**About this task:** Match on the string "icon" in the entries below and return every matching line.

**Given records:**

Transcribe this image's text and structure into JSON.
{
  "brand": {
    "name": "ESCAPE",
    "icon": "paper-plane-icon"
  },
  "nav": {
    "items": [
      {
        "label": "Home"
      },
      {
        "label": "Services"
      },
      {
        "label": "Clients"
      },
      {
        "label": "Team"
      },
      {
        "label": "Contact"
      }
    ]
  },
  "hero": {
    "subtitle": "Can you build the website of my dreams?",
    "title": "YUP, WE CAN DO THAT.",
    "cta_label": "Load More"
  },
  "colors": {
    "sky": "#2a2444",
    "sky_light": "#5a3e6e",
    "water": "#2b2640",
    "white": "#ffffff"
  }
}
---
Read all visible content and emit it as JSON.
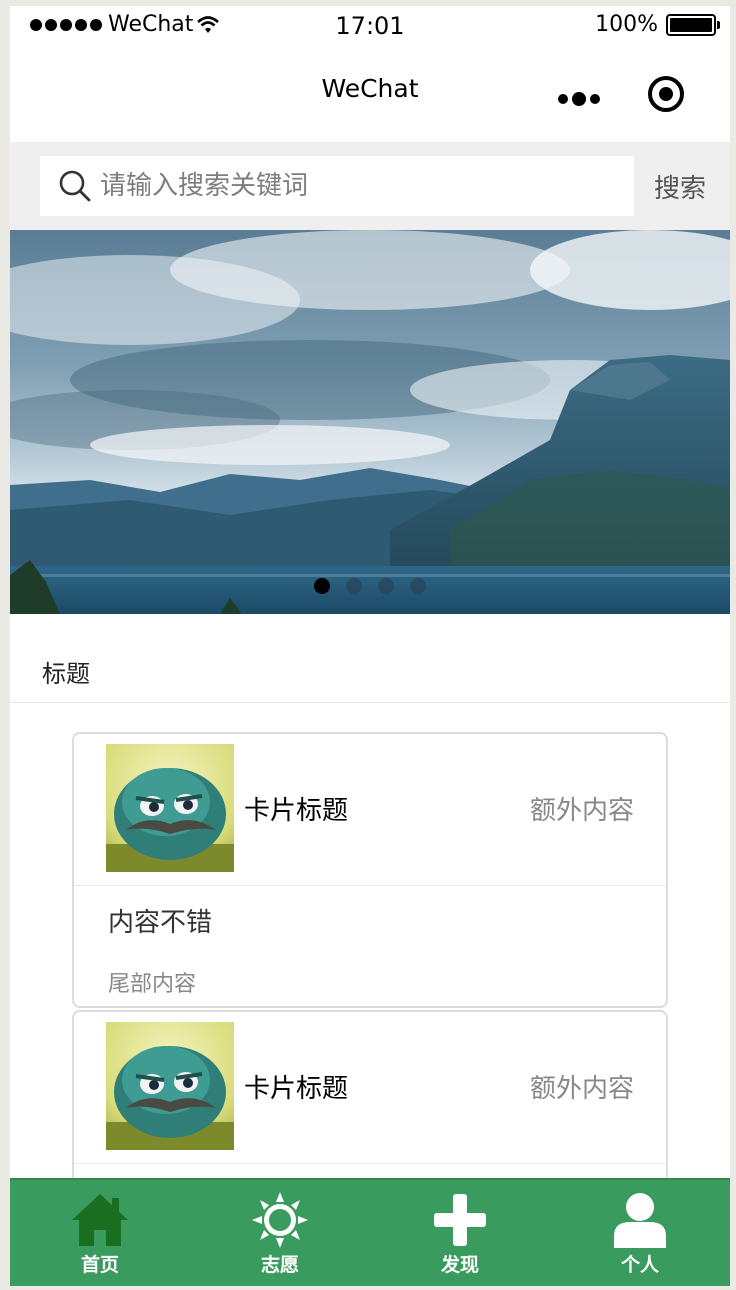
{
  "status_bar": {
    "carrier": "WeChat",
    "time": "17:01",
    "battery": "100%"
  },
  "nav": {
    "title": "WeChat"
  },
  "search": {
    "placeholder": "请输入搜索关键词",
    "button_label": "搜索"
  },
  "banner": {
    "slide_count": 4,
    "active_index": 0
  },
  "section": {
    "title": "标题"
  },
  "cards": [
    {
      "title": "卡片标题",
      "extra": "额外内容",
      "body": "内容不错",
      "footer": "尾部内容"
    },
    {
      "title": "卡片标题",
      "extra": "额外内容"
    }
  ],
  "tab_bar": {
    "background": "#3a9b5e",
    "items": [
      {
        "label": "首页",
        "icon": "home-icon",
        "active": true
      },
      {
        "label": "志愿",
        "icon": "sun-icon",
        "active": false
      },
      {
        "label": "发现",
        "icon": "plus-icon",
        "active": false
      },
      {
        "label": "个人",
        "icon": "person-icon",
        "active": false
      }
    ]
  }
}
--
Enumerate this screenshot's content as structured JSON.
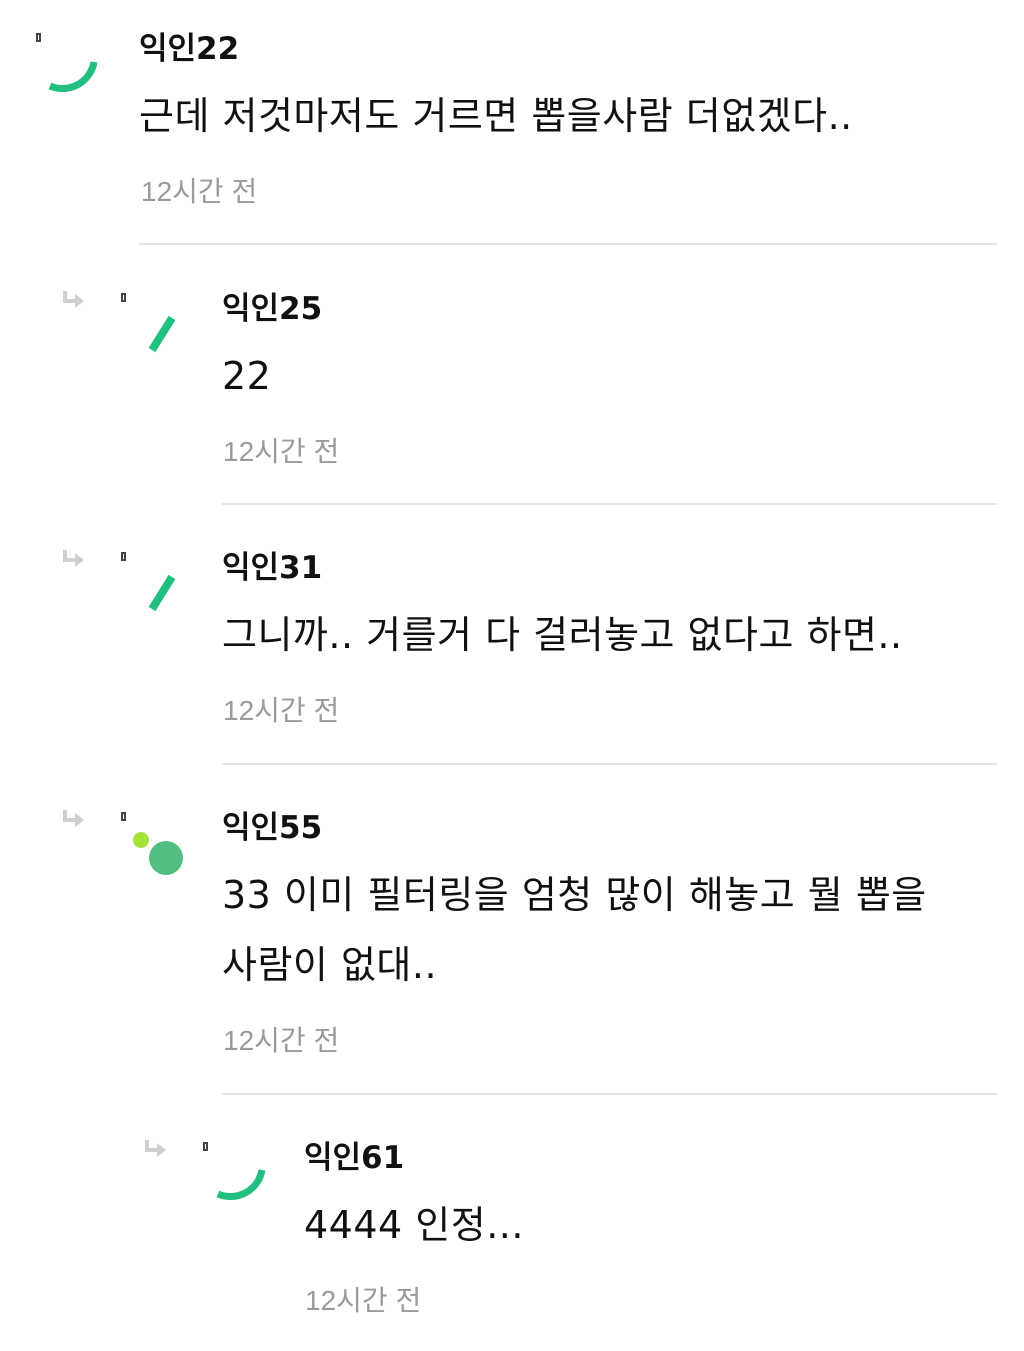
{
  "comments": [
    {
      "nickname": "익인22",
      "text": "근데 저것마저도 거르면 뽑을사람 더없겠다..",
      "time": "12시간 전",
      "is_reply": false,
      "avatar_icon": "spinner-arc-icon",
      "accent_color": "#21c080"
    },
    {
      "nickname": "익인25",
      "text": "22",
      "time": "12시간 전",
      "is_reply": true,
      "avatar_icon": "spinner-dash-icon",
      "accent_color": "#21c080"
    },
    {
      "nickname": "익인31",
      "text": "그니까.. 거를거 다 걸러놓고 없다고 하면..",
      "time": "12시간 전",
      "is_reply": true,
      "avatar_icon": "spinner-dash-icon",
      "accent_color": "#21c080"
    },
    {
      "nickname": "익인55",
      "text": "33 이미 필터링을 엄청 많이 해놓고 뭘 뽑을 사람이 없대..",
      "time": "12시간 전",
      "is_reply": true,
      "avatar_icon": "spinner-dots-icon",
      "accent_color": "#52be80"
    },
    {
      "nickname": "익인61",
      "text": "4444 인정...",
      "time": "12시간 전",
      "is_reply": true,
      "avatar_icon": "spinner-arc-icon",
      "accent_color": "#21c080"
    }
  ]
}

**Response box:**
    "icon": "paper-plane-icon"
        "icon": "home-icon",
        "icon": "sun-icon",
        "icon": "plus-icon",
        "icon": "person-icon",
      "avatar_icon": "spinner-arc-icon",
      "avatar_icon": "spinner-dash-icon",
      "avatar_icon": "spinner-dash-icon",
      "avatar_icon": "spinner-dots-icon",
      "avatar_icon": "spinner-arc-icon",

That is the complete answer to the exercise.